For example, to qualify for mitigation credits in Florida, an inspector will look at the following characteristics of your building:
- Roof Shape
- Roof Bracing of Gable End
- Roof Deck Attachment
- Roof Covering
- Roof-to-Wall Connections
- Secondary Water Resistance
- Protection of Openings (windows and other openings)
Simple measures such as securing roofs with hurricane clips and wraps are effective against major wind damage. Also protecting windows, doors, and openings will minimize wind risk. Water barriers are also important because the wind is usually accompanied by large amounts of rain.
A large percentage of small to midsize businesses will never open their doors again after a disaster. Most businesses do not have a written plan to continue operations in the face of serious risk.
This is a simple step to help you begin managing risks. Here are basic tips on creating a business continuity plan.
- Write it down. Whatever you develop should be written and kept where it can be accessed by critical employees of the business. Don’t rely on collective wisdom and knowledge during times of stress. The best time to plan is when things are calm and controlled.

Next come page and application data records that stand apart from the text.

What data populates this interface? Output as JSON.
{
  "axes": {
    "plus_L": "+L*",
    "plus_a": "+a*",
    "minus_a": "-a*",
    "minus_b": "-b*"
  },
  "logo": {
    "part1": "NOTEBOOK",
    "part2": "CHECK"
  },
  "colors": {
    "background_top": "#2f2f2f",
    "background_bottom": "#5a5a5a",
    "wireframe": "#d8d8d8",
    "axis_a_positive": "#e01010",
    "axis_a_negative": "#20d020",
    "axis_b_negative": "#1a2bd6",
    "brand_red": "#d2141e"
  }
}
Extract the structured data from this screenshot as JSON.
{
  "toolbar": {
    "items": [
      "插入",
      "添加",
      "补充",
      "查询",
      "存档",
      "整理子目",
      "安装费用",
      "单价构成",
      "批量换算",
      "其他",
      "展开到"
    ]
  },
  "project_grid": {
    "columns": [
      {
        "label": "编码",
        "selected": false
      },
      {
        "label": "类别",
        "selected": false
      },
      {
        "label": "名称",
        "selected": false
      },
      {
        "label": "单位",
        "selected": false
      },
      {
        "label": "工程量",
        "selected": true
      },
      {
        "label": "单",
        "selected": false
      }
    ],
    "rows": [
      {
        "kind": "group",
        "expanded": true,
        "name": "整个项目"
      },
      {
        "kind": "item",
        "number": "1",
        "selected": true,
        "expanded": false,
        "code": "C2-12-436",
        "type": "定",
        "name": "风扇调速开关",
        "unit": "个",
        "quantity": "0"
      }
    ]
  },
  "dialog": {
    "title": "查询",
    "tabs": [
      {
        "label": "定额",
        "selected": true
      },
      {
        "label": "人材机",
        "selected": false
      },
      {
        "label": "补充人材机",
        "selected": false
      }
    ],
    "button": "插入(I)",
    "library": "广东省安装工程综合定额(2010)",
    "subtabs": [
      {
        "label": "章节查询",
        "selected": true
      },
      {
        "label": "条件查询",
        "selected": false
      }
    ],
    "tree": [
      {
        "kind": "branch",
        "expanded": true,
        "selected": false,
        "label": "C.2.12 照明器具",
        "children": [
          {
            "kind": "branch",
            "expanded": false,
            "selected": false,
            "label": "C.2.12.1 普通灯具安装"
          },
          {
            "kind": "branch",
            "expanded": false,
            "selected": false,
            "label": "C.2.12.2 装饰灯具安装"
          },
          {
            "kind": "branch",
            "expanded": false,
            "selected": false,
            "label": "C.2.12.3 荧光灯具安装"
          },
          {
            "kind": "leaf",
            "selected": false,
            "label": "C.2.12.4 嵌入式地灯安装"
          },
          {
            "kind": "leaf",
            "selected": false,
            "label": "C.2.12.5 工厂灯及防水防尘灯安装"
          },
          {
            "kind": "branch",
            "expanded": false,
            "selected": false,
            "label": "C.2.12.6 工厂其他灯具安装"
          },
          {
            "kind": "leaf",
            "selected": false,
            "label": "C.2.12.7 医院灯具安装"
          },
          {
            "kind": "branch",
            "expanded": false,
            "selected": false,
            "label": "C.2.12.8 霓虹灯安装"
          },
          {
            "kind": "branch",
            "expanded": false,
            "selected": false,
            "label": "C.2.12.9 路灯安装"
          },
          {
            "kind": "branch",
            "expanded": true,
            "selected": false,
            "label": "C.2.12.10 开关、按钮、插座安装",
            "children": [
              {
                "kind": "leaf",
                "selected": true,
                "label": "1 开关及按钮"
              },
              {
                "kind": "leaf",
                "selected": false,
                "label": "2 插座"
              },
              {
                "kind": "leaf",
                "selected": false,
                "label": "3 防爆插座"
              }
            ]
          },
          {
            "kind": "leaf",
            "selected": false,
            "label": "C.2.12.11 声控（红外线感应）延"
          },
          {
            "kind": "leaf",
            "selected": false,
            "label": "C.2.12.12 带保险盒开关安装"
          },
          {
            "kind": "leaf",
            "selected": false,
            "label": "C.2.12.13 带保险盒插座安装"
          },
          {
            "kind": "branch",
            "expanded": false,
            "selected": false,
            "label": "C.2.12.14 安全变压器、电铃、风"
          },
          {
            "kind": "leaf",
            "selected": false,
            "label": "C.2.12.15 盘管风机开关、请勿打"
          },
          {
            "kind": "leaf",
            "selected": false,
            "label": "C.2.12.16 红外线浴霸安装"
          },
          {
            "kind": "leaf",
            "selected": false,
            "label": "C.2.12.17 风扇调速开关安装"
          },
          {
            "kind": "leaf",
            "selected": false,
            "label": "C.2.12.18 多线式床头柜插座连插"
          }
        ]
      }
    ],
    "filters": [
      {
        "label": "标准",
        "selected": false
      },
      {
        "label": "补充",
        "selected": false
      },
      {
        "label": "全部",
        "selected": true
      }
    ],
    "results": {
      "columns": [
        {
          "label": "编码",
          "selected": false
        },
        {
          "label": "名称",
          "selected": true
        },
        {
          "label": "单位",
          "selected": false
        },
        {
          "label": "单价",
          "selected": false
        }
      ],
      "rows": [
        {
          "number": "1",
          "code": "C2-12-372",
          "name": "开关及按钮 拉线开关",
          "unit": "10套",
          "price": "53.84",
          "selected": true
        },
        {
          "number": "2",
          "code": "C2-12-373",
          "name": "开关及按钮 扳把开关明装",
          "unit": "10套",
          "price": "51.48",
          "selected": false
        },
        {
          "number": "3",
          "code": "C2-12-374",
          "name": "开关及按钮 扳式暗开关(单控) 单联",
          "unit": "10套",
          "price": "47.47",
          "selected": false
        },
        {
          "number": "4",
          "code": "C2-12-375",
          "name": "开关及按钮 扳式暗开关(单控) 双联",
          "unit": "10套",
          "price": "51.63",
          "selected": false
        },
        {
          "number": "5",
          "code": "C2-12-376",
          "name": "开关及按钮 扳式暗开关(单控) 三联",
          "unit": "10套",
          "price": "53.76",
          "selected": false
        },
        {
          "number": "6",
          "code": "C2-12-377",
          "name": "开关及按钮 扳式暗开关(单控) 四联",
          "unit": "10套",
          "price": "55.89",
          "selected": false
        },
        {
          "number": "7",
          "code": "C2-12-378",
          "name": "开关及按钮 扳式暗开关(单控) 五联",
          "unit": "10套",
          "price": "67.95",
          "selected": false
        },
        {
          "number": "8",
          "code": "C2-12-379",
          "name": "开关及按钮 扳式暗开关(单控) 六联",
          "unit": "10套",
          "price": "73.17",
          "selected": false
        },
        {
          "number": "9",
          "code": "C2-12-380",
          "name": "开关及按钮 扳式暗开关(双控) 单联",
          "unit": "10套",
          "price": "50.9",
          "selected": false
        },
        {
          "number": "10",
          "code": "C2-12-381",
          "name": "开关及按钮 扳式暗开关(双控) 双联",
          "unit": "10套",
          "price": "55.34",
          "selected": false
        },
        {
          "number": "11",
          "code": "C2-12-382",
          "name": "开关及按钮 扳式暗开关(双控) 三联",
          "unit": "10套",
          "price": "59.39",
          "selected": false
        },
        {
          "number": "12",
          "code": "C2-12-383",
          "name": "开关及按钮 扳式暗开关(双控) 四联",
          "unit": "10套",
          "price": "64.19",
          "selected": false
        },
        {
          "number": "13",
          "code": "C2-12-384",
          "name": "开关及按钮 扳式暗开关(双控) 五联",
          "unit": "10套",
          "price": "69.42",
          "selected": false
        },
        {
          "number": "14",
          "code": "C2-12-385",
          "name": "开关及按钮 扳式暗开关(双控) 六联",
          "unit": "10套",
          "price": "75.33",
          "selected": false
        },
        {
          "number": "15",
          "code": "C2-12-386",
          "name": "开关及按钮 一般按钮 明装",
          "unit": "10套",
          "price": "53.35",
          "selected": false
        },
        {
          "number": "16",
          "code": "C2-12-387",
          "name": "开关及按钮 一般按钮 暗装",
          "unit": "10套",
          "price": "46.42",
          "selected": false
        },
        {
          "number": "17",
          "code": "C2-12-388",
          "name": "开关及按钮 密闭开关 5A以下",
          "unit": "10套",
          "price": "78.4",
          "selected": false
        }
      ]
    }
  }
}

- Create a Disaster Team. Identify people within your organization and task them with implementing the plan with specifics actions and outcomes.
- Identify Critical Business Objectives. What parts of your business is critical to survival? These need to be prioritized in the event of a disaster.
- Review Technology. Technology can allow you to continue operations even when your physical structures are damaged. Know how they work and how they can be used if something occurs.
- Create Redundancies. Find ways to create backups. Have some duplicate systems to hedge against one failing.
- List Emergency Contacts. This one is simple but often overlooked in most plans.
- Run mock tests of your plan. This will help you find gaps, iron out inefficiencies, and give you confidence that you can withstand potential disasters.
Safety programs are mandated by OSHA in many businesses, but sometimes they are not followed or implemented with much care. Having simple safety protocols can reduce the number of risks you might experience in your business.
This will vary from business to business. Even office and clerical type businesses can be filled with hazards.
Identify potential hazards in your business. Minimize any hazards you find. Communicate expectations with employees around safety.
Using an outside risk manager can be very helpful in designing safety programs. Most risk managers are familiar with businesses like yours and can design programs without being burdensome.
The Bottom Line
Risk is something we experience every day. It can be disastrous without proper planning, and insurance alone sometimes isn’t enough. The good news is that we all have more control over risk than many of us realize. Simple steps and a thoughtful strategy can help mitigate risk that could potentially devastate your business.